Film critic-turned-helmer Gianpaolo Tescari makes a powerful debut with "Through the Eyes of Another," an unusually mature work that comes as a breath of fresh air after a season of especially weak Italo releases. Tescari reveals the dark corners of the soul while maintaining an utterly believable, nonjudgmental view of a man confronted with his fear of the Other.
Film critic-turned-helmer Gianpaolo Tescari makes a powerful debut with “Through the Eyes of Another,” an unusually mature work that comes as a breath of fresh air after a season of especially weak Italo releases. Taking an unflinching look at the prejudices lying below the surface of liberal bourgeois life, Tescari reveals the dark corners of the soul while maintaining an utterly believable, nonjudgmental view of a man confronted with his fear of the Other. Superbly scripted, pic is perfect arthouse material.
Vibrant choreographer Barbara (Lucrezia Lante della Rovere) lives in Trieste with her partner David (Johan Leysen), a divorced Dutch scientist and professor. She convinces him they should temporarily take in Nadir (Hossein Taheri), a Kurd formerly employed by the theater Barbara works with, but now getting out of prison after a minor (but unspecified) infraction. While Nadir looks for a job and housing, the couple welcome him into their home.
Nadir’s shyness, combined with a sense of embarrassment over his dependency, can be misconstrued as arrogance. Everyone is relieved when he finally lands a job at a restaurant, especially David who’s beginning to bridle at the quiet Kurd’s presence in their home.
Late one night when Nadir meets Barbara after work, he’s taunted by drunken louts and a fight ensues, only stopped when Nadir pulls out a knife. Barbara relates the story to David, who begins to conjure a side of Nadir he hasn’t seen.
Tescari inserts these hallucinations so seamlessly that at first it’s unclear whether they’re real or not, but as their frequency increases, they become deeply disturbing. Soon David is imagining Nadir kidnapping his young daughter Sara (Carlotta Ritossa), or brutally having sex with Barbara.
It’s the insidiousness of the suspicions — the way helmer/scripter Tescari has an ostensibly politically correct man fall prey to demons festering in his unconscious — that makes the film so powerful. The characters are brilliantly conceived, and connect to the audience in a way that leaves traces of self-doubt in even the most secure minds. It’s not that Tescari is forgiving the prejudice, but rather saying he understands its unwelcome presence, even in the most liberal minds.

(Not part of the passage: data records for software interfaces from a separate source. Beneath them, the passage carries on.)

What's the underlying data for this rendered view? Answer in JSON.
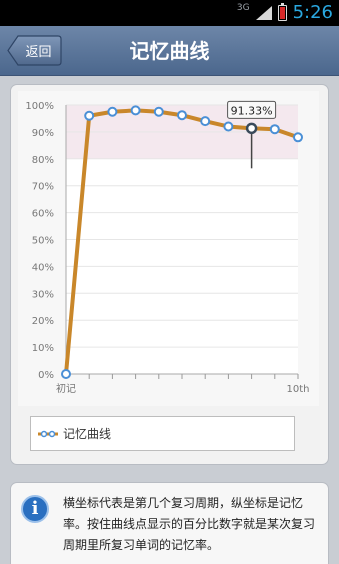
{
  "statusbar": {
    "network": "3G",
    "time": "5:26"
  },
  "header": {
    "back_label": "返回",
    "title": "记忆曲线"
  },
  "chart_data": {
    "type": "line",
    "x_labels": [
      "初记",
      "10th"
    ],
    "x": [
      0,
      1,
      2,
      3,
      4,
      5,
      6,
      7,
      8,
      9,
      10
    ],
    "series": [
      {
        "name": "记忆曲线",
        "values": [
          0,
          96,
          97.5,
          98,
          97.5,
          96.2,
          94,
          92,
          91.33,
          91,
          88
        ]
      }
    ],
    "yticks": [
      "0%",
      "10%",
      "20%",
      "30%",
      "40%",
      "50%",
      "60%",
      "70%",
      "80%",
      "90%",
      "100%"
    ],
    "ylim": [
      0,
      100
    ],
    "xlim": [
      0,
      10
    ],
    "tooltip": {
      "index": 8,
      "label": "91.33%"
    },
    "line_color": "#c9872a",
    "point_color": "#4a8fd6",
    "grid": true,
    "legend": "bottom"
  },
  "legend": {
    "label": "记忆曲线"
  },
  "info": {
    "text": "横坐标代表是第几个复习周期，纵坐标是记忆率。按住曲线点显示的百分比数字就是某次复习周期里所复习单词的记忆率。"
  }
}
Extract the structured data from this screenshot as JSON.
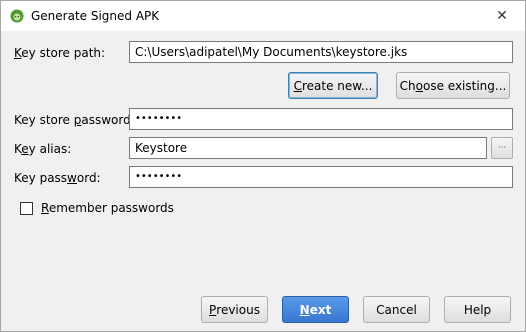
{
  "window": {
    "title": "Generate Signed APK",
    "close_symbol": "✕",
    "icon": "android-studio-icon"
  },
  "form": {
    "key_store_path": {
      "label_accel": "K",
      "label_rest": "ey store path:",
      "value": "C:\\Users\\adipatel\\My Documents\\keystore.jks"
    },
    "create_new": {
      "accel": "C",
      "rest": "reate new..."
    },
    "choose_existing": {
      "prefix": "Ch",
      "accel": "o",
      "rest": "ose existing..."
    },
    "key_store_password": {
      "label_prefix": "Key store ",
      "label_accel": "p",
      "label_rest": "assword:",
      "value": "••••••••"
    },
    "key_alias": {
      "label_prefix": "K",
      "label_accel": "e",
      "label_rest": "y alias:",
      "value": "Keystore",
      "browse": "···"
    },
    "key_password": {
      "label_prefix": "Key pass",
      "label_accel": "w",
      "label_rest": "ord:",
      "value": "••••••••"
    },
    "remember": {
      "accel": "R",
      "rest": "emember passwords",
      "checked": false
    }
  },
  "footer": {
    "previous": {
      "accel": "P",
      "rest": "revious"
    },
    "next": {
      "accel": "N",
      "rest": "ext"
    },
    "cancel": "Cancel",
    "help": "Help"
  }
}
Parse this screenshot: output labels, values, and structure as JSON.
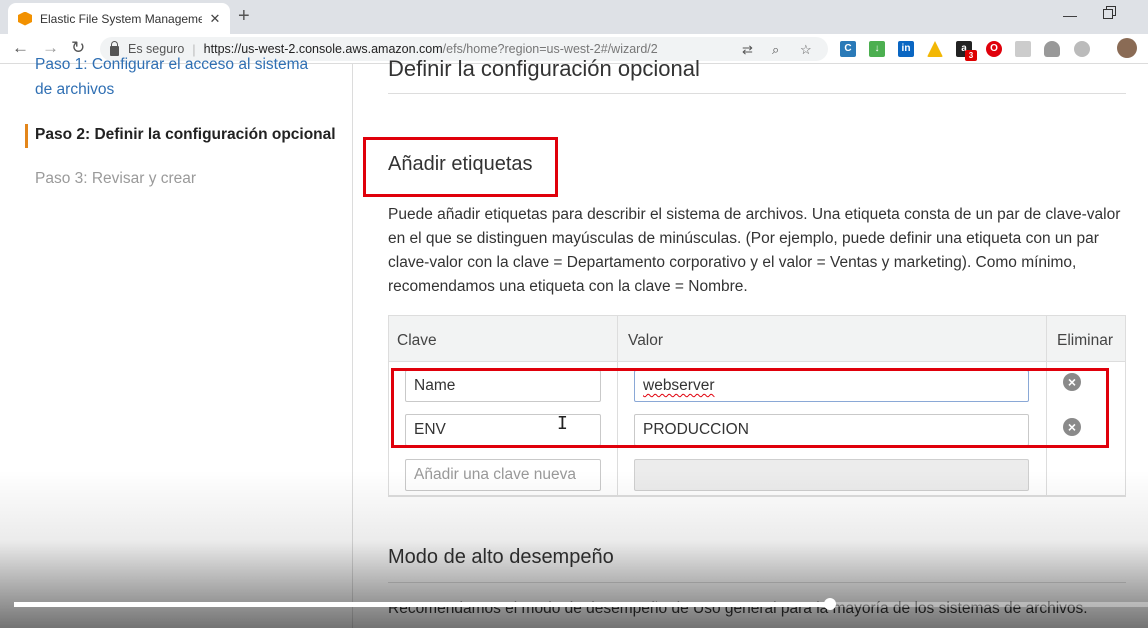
{
  "browser": {
    "tab_title": "Elastic File System Management /",
    "tab_close": "✕",
    "new_tab": "+",
    "secure_label": "Es seguro",
    "url_host": "https://us-west-2.console.aws.amazon.com",
    "url_path": "/efs/home?region=us-west-2#/wizard/2",
    "extension_badge": "3"
  },
  "sidebar": {
    "steps": [
      {
        "label": "Paso 1: Configurar el acceso al sistema",
        "state": "link"
      },
      {
        "label": "de archivos",
        "state": "link"
      },
      {
        "label": "Paso 2: Definir la configuración opcional",
        "state": "active"
      },
      {
        "label": "Paso 3: Revisar y crear",
        "state": "disabled"
      }
    ]
  },
  "main": {
    "section_title": "Definir la configuración opcional",
    "tags_title": "Añadir etiquetas",
    "tags_description": "Puede añadir etiquetas para describir el sistema de archivos. Una etiqueta consta de un par de clave-valor en el que se distinguen mayúsculas de minúsculas. (Por ejemplo, puede definir una etiqueta con un par clave-valor con la clave = Departamento corporativo y el valor = Ventas y marketing). Como mínimo, recomendamos una etiqueta con la clave = Nombre.",
    "table": {
      "headers": {
        "key": "Clave",
        "value": "Valor",
        "remove": "Eliminar"
      },
      "rows": [
        {
          "key": "Name",
          "value": "webserver"
        },
        {
          "key": "ENV",
          "value": "PRODUCCION"
        }
      ],
      "new_key_placeholder": "Añadir una clave nueva"
    },
    "perf_title": "Modo de alto desempeño",
    "perf_desc": "Recomendamos el modo de desempeño de Uso general para la mayoría de los sistemas de archivos."
  },
  "video": {
    "progress": 0.72
  },
  "colors": {
    "accent_orange": "#e3861b",
    "link_blue": "#2f6fb3",
    "highlight_red": "#e0000b"
  }
}
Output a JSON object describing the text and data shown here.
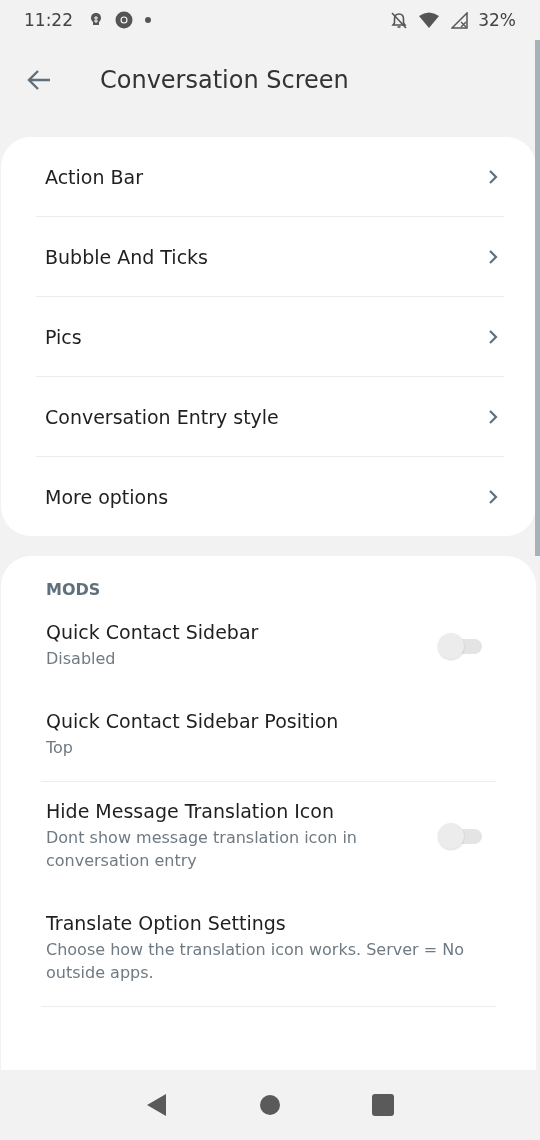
{
  "status_bar": {
    "time": "11:22",
    "battery": "32%"
  },
  "app_bar": {
    "title": "Conversation Screen"
  },
  "menu": [
    {
      "label": "Action Bar"
    },
    {
      "label": "Bubble And Ticks"
    },
    {
      "label": "Pics"
    },
    {
      "label": "Conversation Entry style"
    },
    {
      "label": "More options"
    }
  ],
  "mods": {
    "heading": "MODS",
    "groups": [
      [
        {
          "kind": "switch",
          "title": "Quick Contact Sidebar",
          "summary": "Disabled",
          "on": false
        },
        {
          "kind": "plain",
          "title": "Quick Contact Sidebar Position",
          "summary": "Top"
        }
      ],
      [
        {
          "kind": "switch",
          "title": "Hide Message Translation Icon",
          "summary": "Dont show message translation icon in conversation entry",
          "on": false
        },
        {
          "kind": "plain",
          "title": "Translate Option Settings",
          "summary": "Choose how the translation icon works. Server = No outside apps."
        }
      ]
    ]
  }
}
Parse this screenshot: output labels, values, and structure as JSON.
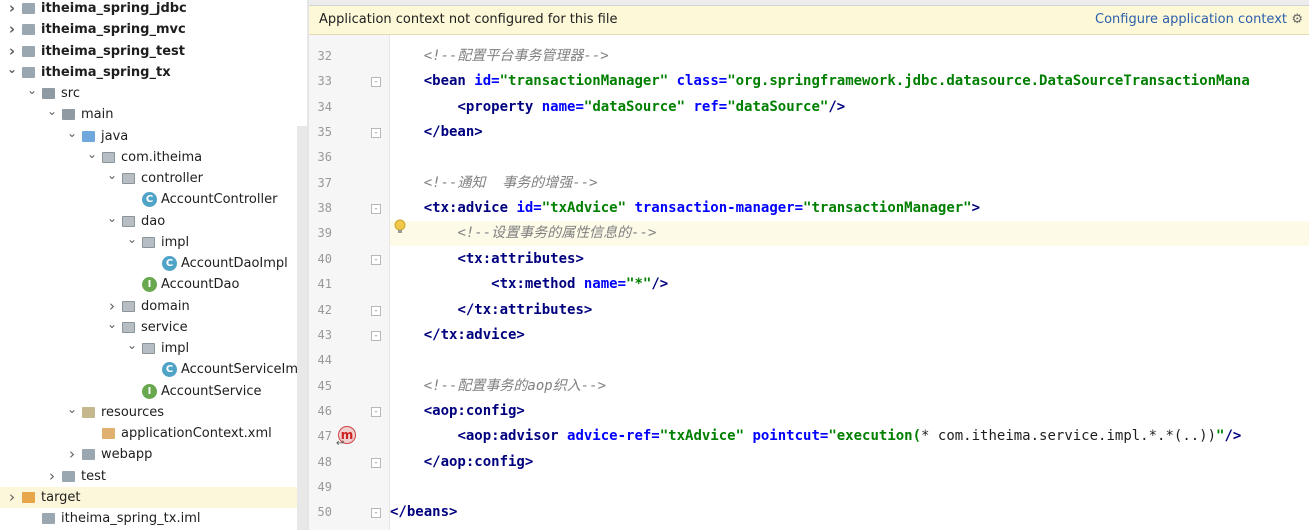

An excellent director of actors, Tescari draws terrific perfs out of both Leysen and Lante della Rovere (the latter picked up the best actress award at Taormina), contrasting the sensual, active choreographer with her more cerebral northern lover. The chemistry between these two very different people is never less than convincing.
Equally remarkable is Tescari’s assured handling of space, and the fluent, smooth camera work surely worked out with d.p. Fernando Ciangola. Osvaldo Bargero’s editing makes the most of tension-filled cross-cuts, culminating in a terrific final segment that switches between David chasing after Nadir and Barbara’s modern dance piece.